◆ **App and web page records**
################

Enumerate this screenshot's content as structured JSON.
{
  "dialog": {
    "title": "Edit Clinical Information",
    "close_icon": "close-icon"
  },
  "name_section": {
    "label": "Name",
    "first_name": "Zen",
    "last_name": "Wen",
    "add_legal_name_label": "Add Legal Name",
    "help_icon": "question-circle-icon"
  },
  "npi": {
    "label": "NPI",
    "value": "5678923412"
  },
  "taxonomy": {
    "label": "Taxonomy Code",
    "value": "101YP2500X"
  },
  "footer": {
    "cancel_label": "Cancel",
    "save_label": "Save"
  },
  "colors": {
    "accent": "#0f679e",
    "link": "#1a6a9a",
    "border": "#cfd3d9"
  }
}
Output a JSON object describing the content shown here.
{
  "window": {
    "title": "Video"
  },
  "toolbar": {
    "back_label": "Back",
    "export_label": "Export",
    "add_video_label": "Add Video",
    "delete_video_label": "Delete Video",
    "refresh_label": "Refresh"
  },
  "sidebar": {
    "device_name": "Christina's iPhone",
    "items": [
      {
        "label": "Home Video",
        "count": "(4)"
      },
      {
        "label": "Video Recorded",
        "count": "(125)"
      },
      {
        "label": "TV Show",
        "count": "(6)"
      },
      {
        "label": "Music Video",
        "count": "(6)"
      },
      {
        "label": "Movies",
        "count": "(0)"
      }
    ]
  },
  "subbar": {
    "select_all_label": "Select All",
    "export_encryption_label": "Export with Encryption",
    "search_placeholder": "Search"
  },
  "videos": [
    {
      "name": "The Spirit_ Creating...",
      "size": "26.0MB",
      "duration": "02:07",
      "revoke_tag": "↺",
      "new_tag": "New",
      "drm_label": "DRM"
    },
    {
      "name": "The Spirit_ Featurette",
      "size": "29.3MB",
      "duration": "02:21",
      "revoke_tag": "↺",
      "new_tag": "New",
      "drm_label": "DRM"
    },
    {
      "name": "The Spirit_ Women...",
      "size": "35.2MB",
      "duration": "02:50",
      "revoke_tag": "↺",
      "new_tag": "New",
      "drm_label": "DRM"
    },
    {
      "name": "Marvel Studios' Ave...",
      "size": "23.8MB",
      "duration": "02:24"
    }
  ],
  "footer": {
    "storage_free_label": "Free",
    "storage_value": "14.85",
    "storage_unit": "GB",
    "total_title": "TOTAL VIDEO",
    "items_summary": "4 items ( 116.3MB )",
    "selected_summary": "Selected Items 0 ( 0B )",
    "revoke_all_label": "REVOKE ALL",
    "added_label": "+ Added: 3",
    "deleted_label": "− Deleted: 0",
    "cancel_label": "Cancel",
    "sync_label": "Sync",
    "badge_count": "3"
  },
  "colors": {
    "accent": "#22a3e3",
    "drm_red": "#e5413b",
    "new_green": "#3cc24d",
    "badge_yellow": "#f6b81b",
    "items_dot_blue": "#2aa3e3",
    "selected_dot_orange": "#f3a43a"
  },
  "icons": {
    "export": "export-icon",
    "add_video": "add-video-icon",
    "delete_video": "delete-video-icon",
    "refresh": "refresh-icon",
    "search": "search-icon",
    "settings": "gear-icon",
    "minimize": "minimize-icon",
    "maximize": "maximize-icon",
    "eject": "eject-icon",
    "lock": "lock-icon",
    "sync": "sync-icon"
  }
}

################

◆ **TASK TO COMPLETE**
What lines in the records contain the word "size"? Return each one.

◆ **OUTPUT OF THE TASK**
      "size": "26.0MB",
      "size": "29.3MB",
      "size": "35.2MB",
      "size": "23.8MB",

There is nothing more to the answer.